Interesting to me: How many students left schools that are known by reputation and test scores as high-performing schools. We already knew from e-STEM that most LR students it enrolled were meeting proficiency standards while in LR schools. Thus, many new charter students left schools that weren't failing and neither were they.
In theory, charter schools were established by the legislature to serve unmet needs and provide alternatives for children in failing schools. That's undoubtedly happened in many cases, but the figures so far would indicate that number may not be in the majority in transfer decisions.
My fondest dream remains a true test of the charter educators. Take the lowest scoring school in Pulaski County. Turn it over to Roy Brooks and Co. There'll be no application process. No parental interviews. The staff will serve the students delivered up to that school by normal assignment rules. To whatever extent charter schools may have more operational flexibility -- and I think this is an oft overstated benefit, save the lack of punishment for failing to meet all certification requirements for teachers -- let them have it. That would be an interesting experiment. KIPP Academy comes closest to this model, by intentionally seeking to serve at-risk demographics -- poor minority students. But KIPP gets an undeniable benefit from a self-selected student body driven by motivated parents who commit to longer school days and weeks and other requirements.
It's the old three-legged stool. Lose one leg -- committed teacher, student or parent -- and you have a wobbly foundation. Have them all and you have something.

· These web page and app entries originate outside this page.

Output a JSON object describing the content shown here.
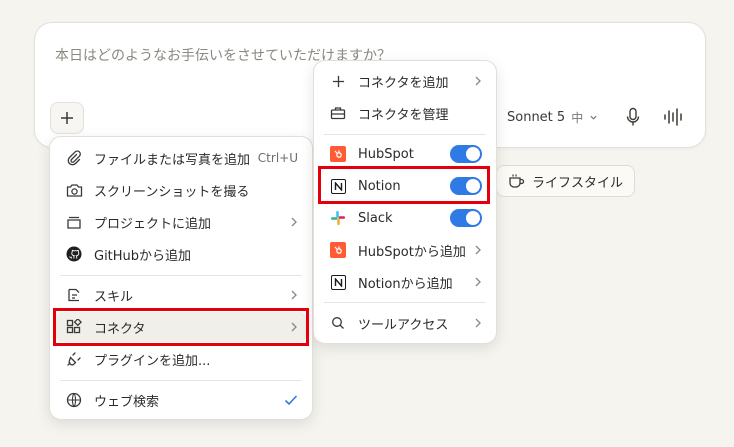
{
  "composer": {
    "placeholder": "本日はどのようなお手伝いをさせていただけますか？",
    "model_name": "Sonnet 5",
    "effort": "中"
  },
  "chip": {
    "label": "ライフスタイル"
  },
  "left_menu": {
    "items": [
      {
        "label": "ファイルまたは写真を追加",
        "shortcut": "Ctrl+U"
      },
      {
        "label": "スクリーンショットを撮る"
      },
      {
        "label": "プロジェクトに追加"
      },
      {
        "label": "GitHubから追加"
      },
      {
        "label": "スキル"
      },
      {
        "label": "コネクタ"
      },
      {
        "label": "プラグインを追加..."
      },
      {
        "label": "ウェブ検索"
      }
    ]
  },
  "right_menu": {
    "items": [
      {
        "label": "コネクタを追加"
      },
      {
        "label": "コネクタを管理"
      },
      {
        "label": "HubSpot",
        "enabled": true
      },
      {
        "label": "Notion",
        "enabled": true
      },
      {
        "label": "Slack",
        "enabled": true
      },
      {
        "label": "HubSpotから追加"
      },
      {
        "label": "Notionから追加"
      },
      {
        "label": "ツールアクセス"
      }
    ]
  },
  "colors": {
    "highlight_box": "#e3000b",
    "toggle_on": "#2f7ae5",
    "check": "#2f7ae5",
    "hubspot": "#ff5c35"
  }
}
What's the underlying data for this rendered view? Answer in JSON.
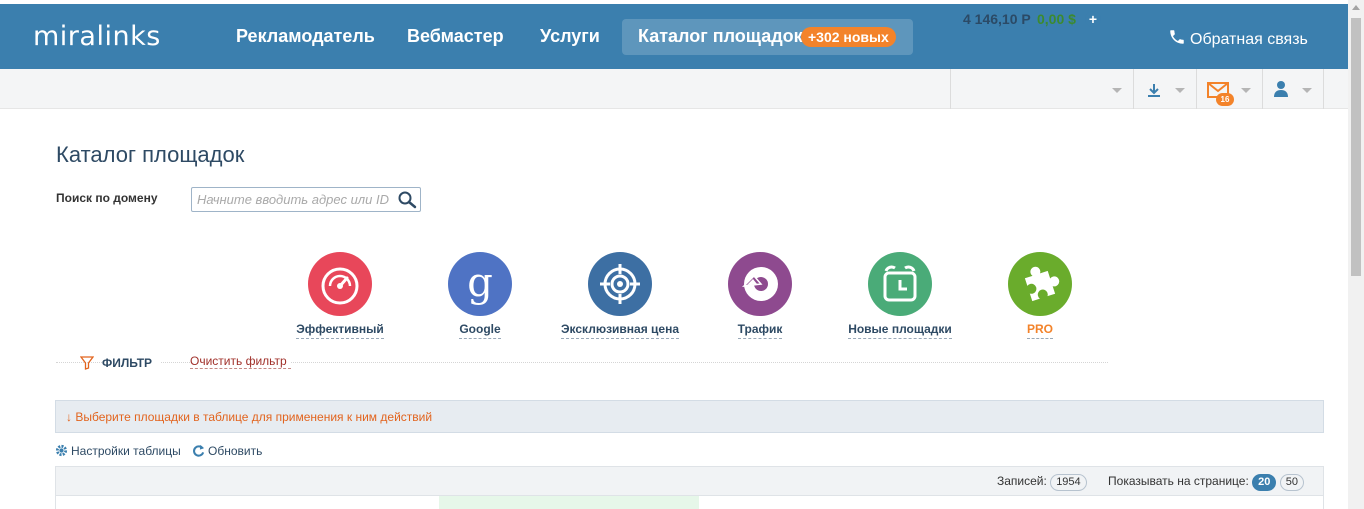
{
  "header": {
    "logo": "miralinks",
    "nav": [
      "Рекламодатель",
      "Вебмастер",
      "Услуги"
    ],
    "active_nav": "Каталог площадок",
    "new_badge": "+302 новых",
    "feedback": "Обратная связь"
  },
  "account": {
    "balance_rub": "4 146,10 Р",
    "balance_usd": "0,00 $",
    "messages_count": "16"
  },
  "page": {
    "title": "Каталог площадок",
    "search_label": "Поиск по домену",
    "search_placeholder": "Начните вводить адрес или ID"
  },
  "categories": [
    {
      "label": "Эффективный",
      "color": "#e8475a",
      "icon": "speedometer-icon"
    },
    {
      "label": "Google",
      "color": "#4f73c4",
      "icon": "google-g-icon"
    },
    {
      "label": "Эксклюзивная цена",
      "color": "#3d6fa3",
      "icon": "target-icon"
    },
    {
      "label": "Трафик",
      "color": "#8e4a8f",
      "icon": "traffic-pie-icon"
    },
    {
      "label": "Новые площадки",
      "color": "#4aab78",
      "icon": "alarm-clock-icon"
    },
    {
      "label": "PRO",
      "color": "#6aac2c",
      "icon": "puzzle-icon"
    }
  ],
  "filter": {
    "label": "ФИЛЬТР",
    "clear": "Очистить фильтр"
  },
  "info": {
    "text": "↓ Выберите площадки в таблице для применения к ним действий"
  },
  "tools": {
    "settings": "Настройки таблицы",
    "refresh": "Обновить"
  },
  "table": {
    "records_label": "Записей:",
    "records_count": "1954",
    "per_page_label": "Показывать на странице:",
    "per_page_options": [
      "20",
      "50"
    ],
    "per_page_selected": "20"
  },
  "colors": {
    "header_bg": "#3b7fae",
    "accent_orange": "#f3832a",
    "pro_label": "#f3832a"
  }
}
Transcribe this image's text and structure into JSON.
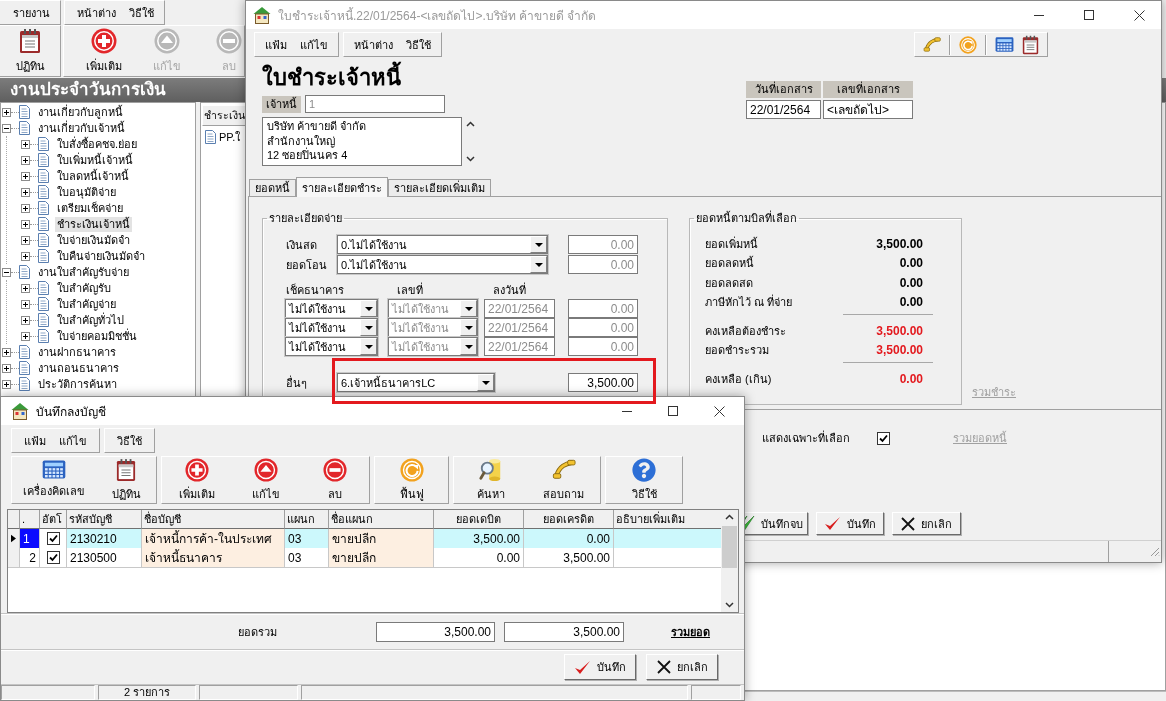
{
  "background_app": {
    "menu_groups": [
      {
        "items": [
          "รายงาน"
        ]
      },
      {
        "items": [
          "หน้าต่าง",
          "วิธีใช้"
        ]
      }
    ],
    "toolbar_groups": [
      {
        "items": [
          {
            "label": "ปฏิทิน",
            "kind": "calendar",
            "disabled": false
          }
        ]
      },
      {
        "items": [
          {
            "label": "เพิ่มเติม",
            "kind": "add",
            "disabled": false
          },
          {
            "label": "แก้ไข",
            "kind": "edit",
            "disabled": true
          },
          {
            "label": "ลบ",
            "kind": "delete",
            "disabled": true
          }
        ]
      }
    ],
    "panel_title": "งานประจำวันการเงิน",
    "tree": [
      {
        "label": "งานเกี่ยวกับลูกหนี้",
        "expanded": false,
        "selected": false
      },
      {
        "label": "งานเกี่ยวกับเจ้าหนี้",
        "expanded": true,
        "selected": false,
        "children": [
          {
            "label": "ใบสั่งซื้อคชจ.ย่อย",
            "expanded": false,
            "selected": false
          },
          {
            "label": "ใบเพิ่มหนี้เจ้าหนี้",
            "expanded": false,
            "selected": false
          },
          {
            "label": "ใบลดหนี้เจ้าหนี้",
            "expanded": false,
            "selected": false
          },
          {
            "label": "ใบอนุมัติจ่าย",
            "expanded": false,
            "selected": false
          },
          {
            "label": "เตรียมเช็คจ่าย",
            "expanded": false,
            "selected": false
          },
          {
            "label": "ชำระเงินเจ้าหนี้",
            "expanded": false,
            "selected": true
          },
          {
            "label": "ใบจ่ายเงินมัดจำ",
            "expanded": false,
            "selected": false
          },
          {
            "label": "ใบคืนจ่ายเงินมัดจำ",
            "expanded": false,
            "selected": false
          }
        ]
      },
      {
        "label": "งานใบสำคัญรับจ่าย",
        "expanded": true,
        "selected": false,
        "children": [
          {
            "label": "ใบสำคัญรับ",
            "expanded": false,
            "selected": false
          },
          {
            "label": "ใบสำคัญจ่าย",
            "expanded": false,
            "selected": false
          },
          {
            "label": "ใบสำคัญทั่วไป",
            "expanded": false,
            "selected": false
          },
          {
            "label": "ใบจ่ายคอมมิชชั่น",
            "expanded": false,
            "selected": false
          }
        ]
      },
      {
        "label": "งานฝากธนาคาร",
        "expanded": false,
        "selected": false
      },
      {
        "label": "งานถอนธนาคาร",
        "expanded": false,
        "selected": false
      },
      {
        "label": "ประวัติการค้นหา",
        "expanded": false,
        "selected": false
      }
    ],
    "list": {
      "header": "ชำระเงิน",
      "items": [
        {
          "label": "PP.ใ"
        }
      ]
    }
  },
  "main_window": {
    "title": "ใบชำระเจ้าหนี้.22/01/2564-<เลขถัดไป>.บริษัท ค้าขายดี จำกัด",
    "active": false,
    "menu_groups": [
      {
        "items": [
          "แฟ้ม",
          "แก้ไข"
        ]
      },
      {
        "items": [
          "หน้าต่าง",
          "วิธีใช้"
        ]
      }
    ],
    "heading": "ใบชำระเจ้าหนี้",
    "creditor": {
      "label": "เจ้าหนี้",
      "value": "1",
      "disabled": true
    },
    "address_lines": [
      "บริษัท ค้าขายดี จำกัด",
      "สำนักงานใหญ่",
      "12 ซอยปิ่นนคร 4"
    ],
    "document_fields": [
      {
        "label": "วันที่เอกสาร",
        "value": "22/01/2564"
      },
      {
        "label": "เลขที่เอกสาร",
        "value": "<เลขถัดไป>"
      }
    ],
    "tabs": [
      {
        "label": "ยอดหนี้",
        "selected": false
      },
      {
        "label": "รายละเอียดชำระ",
        "selected": true
      },
      {
        "label": "รายละเอียดเพิ่มเติม",
        "selected": false
      }
    ],
    "payment": {
      "title": "รายละเอียดจ่าย",
      "methods": [
        {
          "label": "เงินสด",
          "option": "0.ไม่ได้ใช้งาน",
          "amount": "0.00",
          "amount_disabled": true
        },
        {
          "label": "ยอดโอน",
          "option": "0.ไม่ได้ใช้งาน",
          "amount": "0.00",
          "amount_disabled": true
        }
      ],
      "cheque_columns": [
        "เช็คธนาคาร",
        "เลขที่",
        "ลงวันที่"
      ],
      "cheques": [
        {
          "bank": "ไม่ได้ใช้งาน",
          "number": "ไม่ได้ใช้งาน",
          "date": "22/01/2564",
          "amount": "0.00",
          "disabled": true
        },
        {
          "bank": "ไม่ได้ใช้งาน",
          "number": "ไม่ได้ใช้งาน",
          "date": "22/01/2564",
          "amount": "0.00",
          "disabled": true
        },
        {
          "bank": "ไม่ได้ใช้งาน",
          "number": "ไม่ได้ใช้งาน",
          "date": "22/01/2564",
          "amount": "0.00",
          "disabled": true
        }
      ],
      "other": {
        "label": "อื่นๆ",
        "option": "6.เจ้าหนี้ธนาคารLC",
        "amount": "3,500.00",
        "amount_disabled": false
      }
    },
    "summary": {
      "title": "ยอดหนี้ตามบิลที่เลือก",
      "sections": [
        {
          "rows": [
            {
              "label": "ยอดเพิ่มหนี้",
              "value": "3,500.00",
              "color": "#000000"
            },
            {
              "label": "ยอดลดหนี้",
              "value": "0.00",
              "color": "#000000"
            },
            {
              "label": "ยอดลดสด",
              "value": "0.00",
              "color": "#000000"
            },
            {
              "label": "ภาษีหักไว้ ณ ที่จ่าย",
              "value": "0.00",
              "color": "#000000"
            }
          ]
        },
        {
          "rows": [
            {
              "label": "คงเหลือต้องชำระ",
              "value": "3,500.00",
              "color": "#e3191e"
            },
            {
              "label": "ยอดชำระรวม",
              "value": "3,500.00",
              "color": "#e3191e"
            }
          ]
        },
        {
          "rows": [
            {
              "label": "คงเหลือ (เกิน)",
              "value": "0.00",
              "color": "#e3191e"
            }
          ]
        }
      ]
    },
    "summary_link": {
      "label": "รวมชำระ",
      "disabled": true
    },
    "show_selected": {
      "label": "แสดงเฉพาะที่เลือก",
      "checked": true
    },
    "debt_total_link": {
      "label": "รวมยอดหนี้",
      "disabled": true
    },
    "buttons": [
      {
        "label": "บันทึกจบ",
        "kind": "save_close"
      },
      {
        "label": "บันทึก",
        "kind": "save"
      },
      {
        "label": "ยกเลิก",
        "kind": "cancel"
      }
    ]
  },
  "dialog": {
    "title": "บันทึกลงบัญชี",
    "active": true,
    "menu_groups": [
      {
        "items": [
          "แฟ้ม",
          "แก้ไข"
        ]
      },
      {
        "items": [
          "วิธีใช้"
        ]
      }
    ],
    "toolbar_groups": [
      {
        "items": [
          {
            "label": "เครื่องคิดเลข",
            "kind": "calculator"
          },
          {
            "label": "ปฏิทิน",
            "kind": "calendar"
          }
        ]
      },
      {
        "items": [
          {
            "label": "เพิ่มเติม",
            "kind": "add"
          },
          {
            "label": "แก้ไข",
            "kind": "edit"
          },
          {
            "label": "ลบ",
            "kind": "delete"
          }
        ]
      },
      {
        "items": [
          {
            "label": "ฟื้นฟู",
            "kind": "refresh"
          }
        ]
      },
      {
        "items": [
          {
            "label": "ค้นหา",
            "kind": "search"
          },
          {
            "label": "สอบถาม",
            "kind": "phone"
          }
        ]
      },
      {
        "items": [
          {
            "label": "วิธีใช้",
            "kind": "help"
          }
        ]
      }
    ],
    "table": {
      "columns": [
        ".",
        "อัตโ",
        "รหัสบัญชี",
        "ชื่อบัญชี",
        "แผนก",
        "ชื่อแผนก",
        "ยอดเดบิต",
        "ยอดเครดิต",
        "อธิบายเพิ่มเติม"
      ],
      "rows": [
        {
          "selected": true,
          "no": "1",
          "auto": true,
          "code": "2130210",
          "name": "เจ้าหนี้การค้า-ในประเทศ",
          "dept": "03",
          "dept_name": "ขายปลีก",
          "debit": "3,500.00",
          "credit": "0.00"
        },
        {
          "selected": false,
          "no": "2",
          "auto": true,
          "code": "2130500",
          "name": "เจ้าหนี้ธนาคาร",
          "dept": "03",
          "dept_name": "ขายปลีก",
          "debit": "0.00",
          "credit": "3,500.00"
        }
      ]
    },
    "totals": {
      "label": "ยอดรวม",
      "debit": "3,500.00",
      "credit": "3,500.00",
      "link": {
        "label": "รวมยอด",
        "disabled": false
      }
    },
    "buttons": [
      {
        "label": "บันทึก",
        "kind": "save"
      },
      {
        "label": "ยกเลิก",
        "kind": "cancel"
      }
    ],
    "status_bar": {
      "record_count": "2 รายการ"
    }
  }
}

UPDATE: Speaking of KIPP, John Brummett's Saturday column lauds the expansion of the KIPP school in Helena-West Helena to other Delta communities.